Putting non-compostable items into your garbage disposal.
Non-compostable items can damage your garbage disposal as well as harm your septic system. These items won’t break down in your septic tank, so they will simply settle to the bottom and raise the sludge layer level in your tank. Be cautious of products that are labelled “biodegradable”. This doesn’t necessarily mean that they are compostable. If the product is labelled as “compostable”, “meets ASTM-D6400 standard”, or “BPI-certified” then it is safe for your septic system.
Pouring harsh chemicals down your drains.
Septic tanks contain healthy bacteria that breaks down the waste. Large amounts of harsh chemicals can kill the bacteria and this will cause a backup of your septic system which can lead to a flooded drain field and contamination of ground water.
Not getting regular septic system inspections.
The septic system in your home should, on average, be inspected every three years. Having your septic system inspected regularly can aid in prevention of problems with the system or point out small problems before they become big, expensive problems. If your septic tank has a float switch, a pressure transducer, or other mechanical parts, it may need to be inspected more frequently than every three years.
Planting trees or shrubs on or near your drain field.

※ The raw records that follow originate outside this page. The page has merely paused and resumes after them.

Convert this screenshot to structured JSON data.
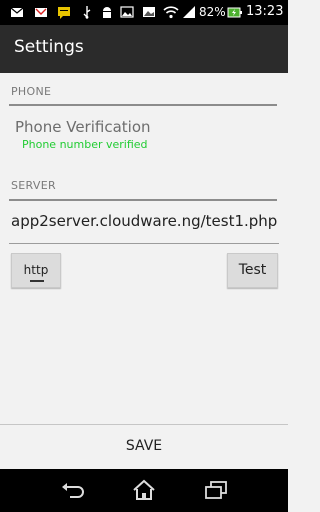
{
  "status_bar": {
    "battery": "82%",
    "time": "13:23"
  },
  "action_bar": {
    "title": "Settings"
  },
  "phone_section": {
    "header": "PHONE",
    "item_title": "Phone Verification",
    "item_summary": "Phone number verified"
  },
  "server_section": {
    "header": "SERVER",
    "url": "app2server.cloudware.ng/test1.php"
  },
  "buttons": {
    "protocol": "http",
    "test": "Test",
    "save": "SAVE"
  },
  "colors": {
    "accent_green": "#22cc33",
    "action_bar": "#2b2b2b"
  }
}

Some tree roots aggressively seek out water sources. Pipes and septic tanks are fair game to trees. Roots, especially tree roots, are very strong and can puncture or break pipes. This can lead to a number of problems including backups, clogs, flooding, dirty water flowing into your home, and more. Trees and shrubs should be planted a minimum of 10 feet away from sewer lines and large trees should be planted a minimum of 20 feet away. A good rule of thumb is however tall the tree is, that is how many feet you should plant it away from sewer lines.
It is sometimes easy to forget how important a septic system is until the septic system isn’t working properly. Don’t wait for a problem to arise before giving attention to your septic system. Taking steps to maintain a healthy septic system is a lot easier than fixing problems from a neglected septic system.